Skip to main content

ECLAC Celebrates 75 Years with a Commitment to Continue Working for a More Productive, Inclusive and Sustainable Future for Latin America and the Caribbean

Available in EnglishEspañolPortuguês
25 February 2023|Press Release

The United Nations regional organisation, which has a variety of commemorative activities planned throughout the year, launched a website that explains its origins, the evolution of its thinking and its current institutional priorities.

The Economic Commission for Latin America and the Caribbean (ECLAC), with central offices located in Santiago, Chile, is celebrating 75 years since its creation with a commitment to continue working for a more productive, inclusive and sustainable future for the region.

The Economic Commission for Latin America was established by a resolution of the United Nations Economic and Social Council on 25 February 1948 and began work in Santiago that same year. Later, in 1984, the Council decided that its name would be changed to the Economic Commission for Latin America and the Caribbean, one of the five regional commissions of the United Nations.

In a video message, the ECLAC Executive Secretary, Costa Rican economist José Manuel Salazar-Xirinachs, noted that “we have reason to celebrate because the Commission’s contribution to the theory and practice of economic and social development in the region over the past seven and a half decades has been widely recognized in the region and throughout the world.”

According to the institution’s highest representative, “over the years, ECLAC has updated its thinking in accordance with changing realities, creating roadmaps and shedding abundant light on the options and priorities for the progress of our nations.”

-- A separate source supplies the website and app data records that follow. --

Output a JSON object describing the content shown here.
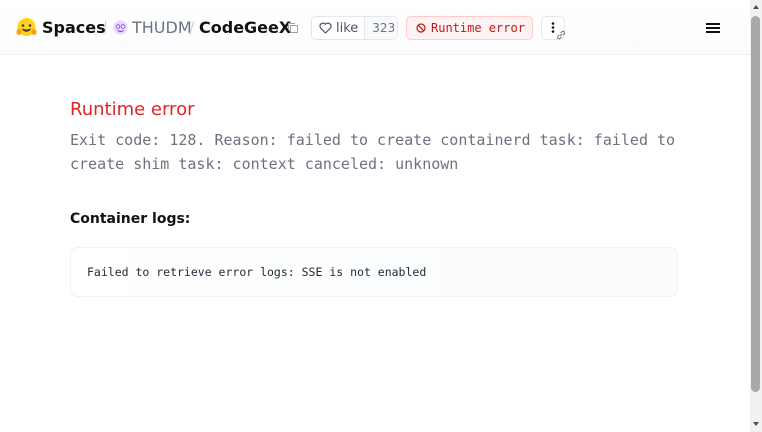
{
  "header": {
    "spaces_label": "Spaces",
    "org_name": "THUDM",
    "separator": "/",
    "space_name": "CodeGeeX",
    "like_label": "like",
    "like_count": "323",
    "status_label": "Runtime error"
  },
  "error": {
    "title": "Runtime error",
    "message": "Exit code: 128. Reason: failed to create containerd task: failed to create shim task: context canceled: unknown"
  },
  "logs": {
    "title": "Container logs:",
    "content": "Failed to retrieve error logs: SSE is not enabled"
  },
  "colors": {
    "error_red": "#e02424",
    "badge_bg": "#fef2f2",
    "badge_text": "#b91c1c",
    "muted_gray": "#6b7280"
  },
  "icons": [
    "hugging-face-logo-icon",
    "org-avatar-icon",
    "copy-icon",
    "heart-icon",
    "no-entry-icon",
    "more-vertical-icon",
    "link-icon",
    "hamburger-menu-icon"
  ]
}
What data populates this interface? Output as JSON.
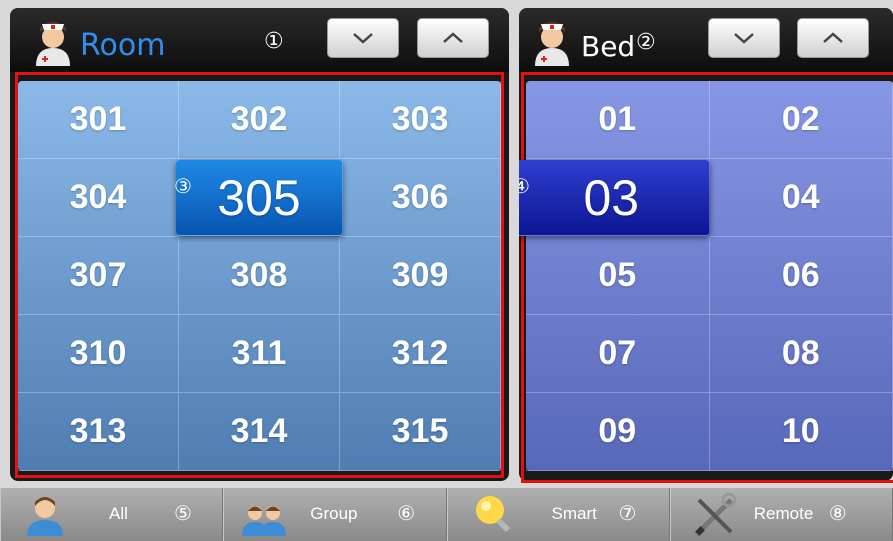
{
  "room_panel": {
    "title": "Room",
    "marker": "①"
  },
  "bed_panel": {
    "title": "Bed",
    "marker": "②"
  },
  "rooms": [
    "301",
    "302",
    "303",
    "304",
    "305",
    "306",
    "307",
    "308",
    "309",
    "310",
    "311",
    "312",
    "313",
    "314",
    "315"
  ],
  "selected_room": "305",
  "selected_room_marker": "③",
  "beds": [
    "01",
    "02",
    "03",
    "04",
    "05",
    "06",
    "07",
    "08",
    "09",
    "10"
  ],
  "selected_bed": "03",
  "selected_bed_marker": "④",
  "bottom_bar": [
    {
      "label": "All",
      "marker": "⑤",
      "icon": "person-icon"
    },
    {
      "label": "Group",
      "marker": "⑥",
      "icon": "group-icon"
    },
    {
      "label": "Smart",
      "marker": "⑦",
      "icon": "lightbulb-icon"
    },
    {
      "label": "Remote",
      "marker": "⑧",
      "icon": "tools-icon"
    }
  ],
  "colors": {
    "room_title": "#2f8ff0",
    "highlight_box": "#e31212",
    "selected_room": "#1470d4",
    "selected_bed": "#1a23a8"
  }
}
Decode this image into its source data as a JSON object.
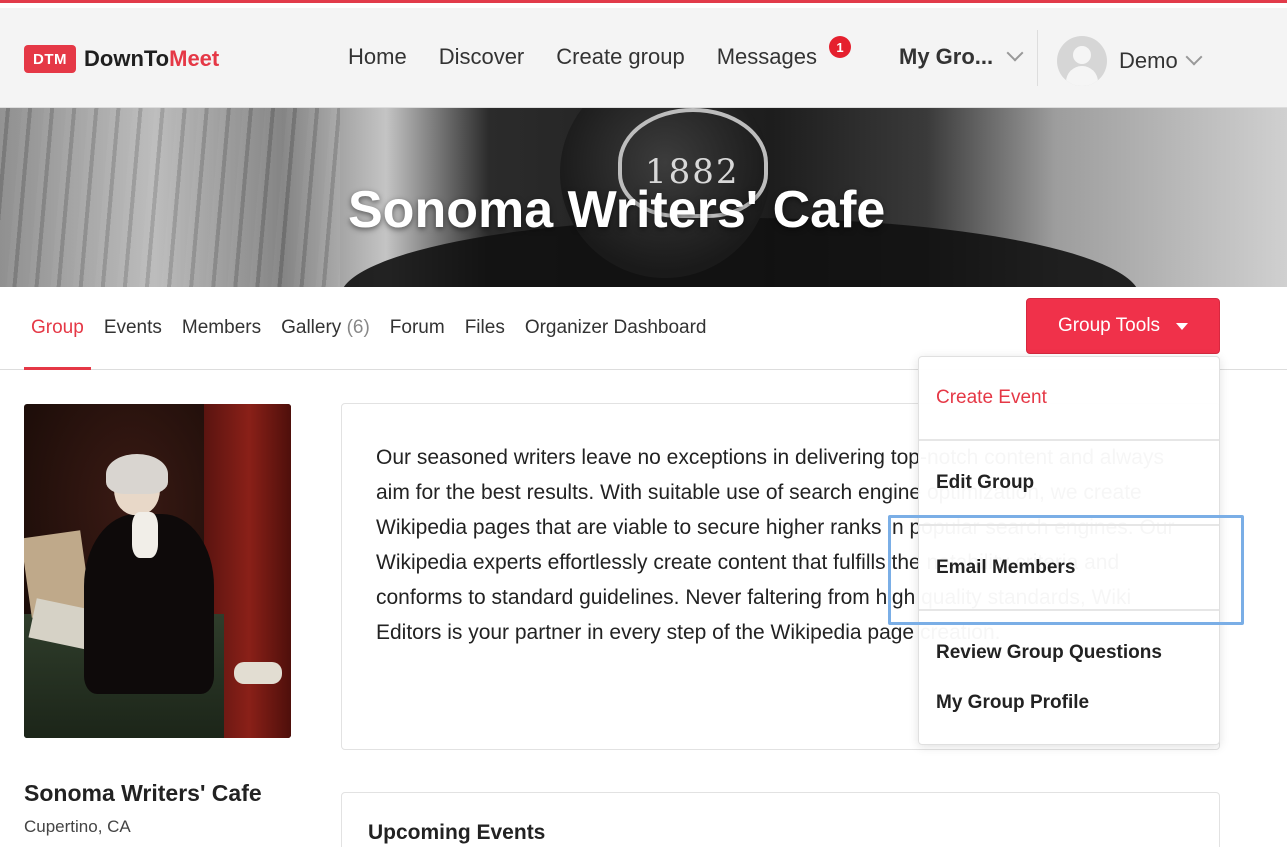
{
  "header": {
    "logo_badge": "DTM",
    "logo_text_part1": "DownTo",
    "logo_text_part2": "Meet",
    "nav": [
      "Home",
      "Discover",
      "Create group",
      "Messages"
    ],
    "messages_badge": "1",
    "my_groups": "My Gro...",
    "user_name": "Demo"
  },
  "banner": {
    "title": "Sonoma Writers' Cafe",
    "cup_number": "1882"
  },
  "tabs": {
    "items": [
      "Group",
      "Events",
      "Members",
      "Gallery",
      "Forum",
      "Files",
      "Organizer Dashboard"
    ],
    "gallery_count": "(6)",
    "active": "Group"
  },
  "group_tools": {
    "label": "Group Tools",
    "menu": [
      "Create Event",
      "Edit Group",
      "Email Members",
      "Review Group Questions",
      "My Group Profile"
    ]
  },
  "sidebar": {
    "group_name": "Sonoma Writers' Cafe",
    "location": "Cupertino, CA"
  },
  "description": {
    "text": "Our seasoned writers leave no exceptions in delivering top-notch content and always aim for the best results. With suitable use of search engine optimization, we create Wikipedia pages that are viable to secure higher ranks in popular search engines. Our Wikipedia experts effortlessly create content that fulfills the notability criteria and conforms to standard guidelines. Never faltering from high quality standards, Wiki Editors is your partner in every step of the Wikipedia page creation."
  },
  "events": {
    "title": "Upcoming Events"
  },
  "colors": {
    "brand_red": "#e53846",
    "highlight_blue": "#7aaee6"
  }
}
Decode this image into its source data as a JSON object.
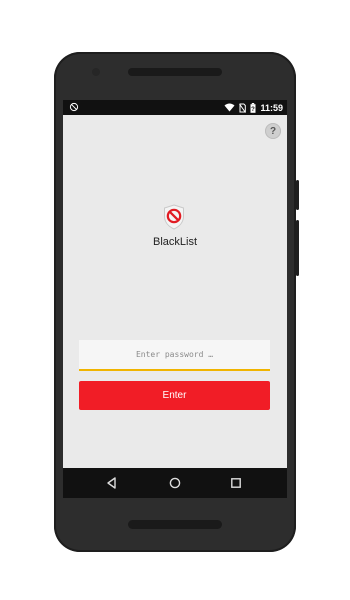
{
  "status_bar": {
    "time": "11:59",
    "left_icon": "no-notifications-icon",
    "icons": [
      "wifi-icon",
      "no-sim-icon",
      "battery-icon"
    ]
  },
  "app": {
    "title": "BlackList",
    "logo_icon": "shield-block-icon",
    "help_label": "?"
  },
  "login": {
    "password_placeholder": "Enter password …",
    "password_value": "",
    "enter_label": "Enter"
  },
  "nav_bar": {
    "buttons": [
      "back-icon",
      "home-icon",
      "recents-icon"
    ]
  },
  "colors": {
    "accent": "#f11d26",
    "input_underline": "#f0b400",
    "screen_bg": "#eaeaea",
    "phone_body": "#2d2d2d"
  }
}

Today, the regional commission launched a website that provides an overview of its origins, the evolution of its thinking and current institutional priorities. The site describes the centre-periphery and industrialisation model of the 1950s; the structural reforms for regional development in the 1960s; the development styles of the 1970s; the debt crisis of the 1980s; the productive transformation with equity of the 1990s; the triad of globalisation, development and citizenship of the 2000s; equality at the centre of sustainable development of the 2010s; and the transformation of the development model into one that is more productive, inclusive and sustainable in the 2020s.

“As we commemorate these 75 years, we begin a new phase in which we will carry out a series of activities that will allow us not only to celebrate our 75th anniversary but also to strengthen our abilities to continue our work and better serve Latin America and the Caribbean to build a more productive, inclusive and sustainable future,” stated José Manuel Salazar-Xirinachs, who took on his role on 3 October 2022.

The website also offers a section with photos of distinguished guests, personnel and the ECLAC building, considered a benchmark of modern Latin American architecture, as well as other resources with information on this regional commission of the United Nations.

ECLAC was founded to contribute to the economic development of Latin America, coordinate actions aimed at promoting this development and strengthen the economic relations between countries in the region and other nations around the world. Later, its work was expanded to the countries in the Caribbean.

In addition to its main headquarters in Santiago, ECLAC has two sub-regional sites, one for the Central American subregion located in Mexico City and the other for the Caribbean subregion in Port of Spain, established in June 1951 and December 1966, respectively. It also has national offices in Buenos Aires, Brasilia, Montevideo and Bogota, as well as a liaison office in Washington, D.C.

The 33 countries in Latin America and the Caribbean are members of ECLAC, along with some nations in North America, Europe and Asia, which maintain historical, economic and cultural ties with the region. In total, there are 46 member states and 14 associate members, a legal status granted to some non-independent territories in the Caribbean.